• EXTRACTED MATERIAL:
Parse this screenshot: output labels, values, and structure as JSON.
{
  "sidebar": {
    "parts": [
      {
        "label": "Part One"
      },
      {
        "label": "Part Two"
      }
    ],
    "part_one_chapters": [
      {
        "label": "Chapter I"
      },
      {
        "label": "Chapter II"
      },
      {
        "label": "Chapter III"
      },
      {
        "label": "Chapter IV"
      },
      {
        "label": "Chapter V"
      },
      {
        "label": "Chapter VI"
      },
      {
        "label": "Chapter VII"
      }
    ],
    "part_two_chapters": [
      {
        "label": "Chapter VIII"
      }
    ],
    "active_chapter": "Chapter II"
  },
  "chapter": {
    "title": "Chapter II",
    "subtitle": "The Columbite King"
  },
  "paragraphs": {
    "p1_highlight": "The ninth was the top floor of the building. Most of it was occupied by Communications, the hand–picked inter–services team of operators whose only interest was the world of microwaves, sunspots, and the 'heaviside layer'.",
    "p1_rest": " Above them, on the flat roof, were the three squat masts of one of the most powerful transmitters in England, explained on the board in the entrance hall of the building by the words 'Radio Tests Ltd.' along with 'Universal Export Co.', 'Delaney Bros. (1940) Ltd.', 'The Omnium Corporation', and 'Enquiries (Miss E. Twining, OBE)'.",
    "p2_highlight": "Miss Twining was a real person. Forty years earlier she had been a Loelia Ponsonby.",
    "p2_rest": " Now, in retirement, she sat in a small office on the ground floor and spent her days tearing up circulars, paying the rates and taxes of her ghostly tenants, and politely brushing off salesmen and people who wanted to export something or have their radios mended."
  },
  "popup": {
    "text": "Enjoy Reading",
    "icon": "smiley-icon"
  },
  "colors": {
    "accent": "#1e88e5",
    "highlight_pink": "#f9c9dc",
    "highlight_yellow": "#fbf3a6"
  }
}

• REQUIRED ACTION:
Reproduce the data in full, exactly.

• WRITTEN SOLUTION:
Parse this screenshot: output labels, values, and structure as JSON.
{
  "sidebar": {
    "parts": [
      {
        "label": "Part One"
      },
      {
        "label": "Part Two"
      }
    ],
    "part_one_chapters": [
      {
        "label": "Chapter I"
      },
      {
        "label": "Chapter II"
      },
      {
        "label": "Chapter III"
      },
      {
        "label": "Chapter IV"
      },
      {
        "label": "Chapter V"
      },
      {
        "label": "Chapter VI"
      },
      {
        "label": "Chapter VII"
      }
    ],
    "part_two_chapters": [
      {
        "label": "Chapter VIII"
      }
    ],
    "active_chapter": "Chapter II"
  },
  "chapter": {
    "title": "Chapter II",
    "subtitle": "The Columbite King"
  },
  "paragraphs": {
    "p1_highlight": "The ninth was the top floor of the building. Most of it was occupied by Communications, the hand–picked inter–services team of operators whose only interest was the world of microwaves, sunspots, and the 'heaviside layer'.",
    "p1_rest": " Above them, on the flat roof, were the three squat masts of one of the most powerful transmitters in England, explained on the board in the entrance hall of the building by the words 'Radio Tests Ltd.' along with 'Universal Export Co.', 'Delaney Bros. (1940) Ltd.', 'The Omnium Corporation', and 'Enquiries (Miss E. Twining, OBE)'.",
    "p2_highlight": "Miss Twining was a real person. Forty years earlier she had been a Loelia Ponsonby.",
    "p2_rest": " Now, in retirement, she sat in a small office on the ground floor and spent her days tearing up circulars, paying the rates and taxes of her ghostly tenants, and politely brushing off salesmen and people who wanted to export something or have their radios mended."
  },
  "popup": {
    "text": "Enjoy Reading",
    "icon": "smiley-icon"
  },
  "colors": {
    "accent": "#1e88e5",
    "highlight_pink": "#f9c9dc",
    "highlight_yellow": "#fbf3a6"
  }
}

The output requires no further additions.